Since it’s unveiling in July, the logo for the 2020 Tokyo Olympics and its designer Kenjiro Sano, have been mired in controversy amid accusations of plagiarism and a decidedly tepid reaction from the public.
Whilst Mr. Sano denies the claims, it appears that whoever put together the mockups highlighting how the emblem might be used in public settings around Tokyo also decided to take some liberties with others work – most notably mine!
The graphic above was emailed to me by a “concerned citizen” who somehow managed find out that the background photo used for the composite illustration of Shibuya came from a blog post I wrote a number of years ago.
Whilst it’s very cool to see one of my photos being used in this way it would have been nice if they’d at least asked.
Update (1 Sept 2015):
It’s just been announced the emblem, designed by Kenjiro Sano, has been dropped amid the plagiarism claims. Many media organisations have been asking for my comment so in order to save some time below are some FAQs:
1. Did anybody from Mr. Sano’s office “Mr_Design” ask for permission to use your photos?
2. If you could prove Mr. Sano’s plagiarism, would you file a law suit against him?
3. How do you feel about his behaviour towards design and copyright?
It seems that Mr. Sano’s staff were careless about asking for permission to use other people’s work which isn’t very professional, especially given the high-profile nature of the project.
4. What do you think about the decision that the organising committee made?

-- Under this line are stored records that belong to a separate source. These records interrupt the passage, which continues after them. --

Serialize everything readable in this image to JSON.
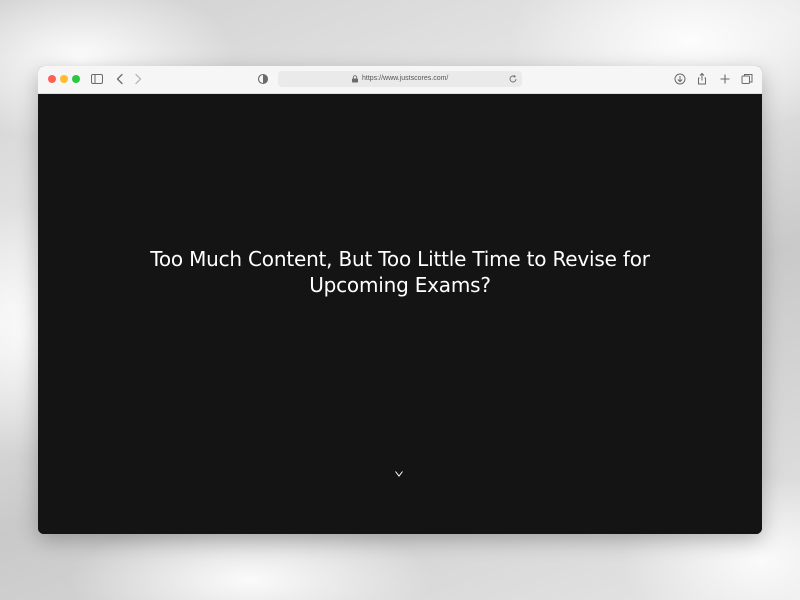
{
  "browser": {
    "url": "https://www.justscores.com/",
    "traffic_lights": {
      "close": "#ff5f57",
      "minimize": "#febc2e",
      "zoom": "#28c840"
    },
    "icons": {
      "sidebar": "sidebar-icon",
      "back": "chevron-left-icon",
      "forward": "chevron-right-icon",
      "privacy": "privacy-shield-icon",
      "lock": "lock-icon",
      "reload": "reload-icon",
      "download": "download-icon",
      "share": "share-icon",
      "new_tab": "plus-icon",
      "tabs": "tab-overview-icon"
    }
  },
  "page": {
    "background": "#141414",
    "headline": "Too Much Content, But Too Little Time to Revise for Upcoming Exams?",
    "scroll_indicator": "arrow-down-icon"
  }
}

I think this situation has been blown out of proportion. I liked Mr. Sano’s design for the Tokyo 2020 olympic emblem so I’m sad to hear that it’s been dropped.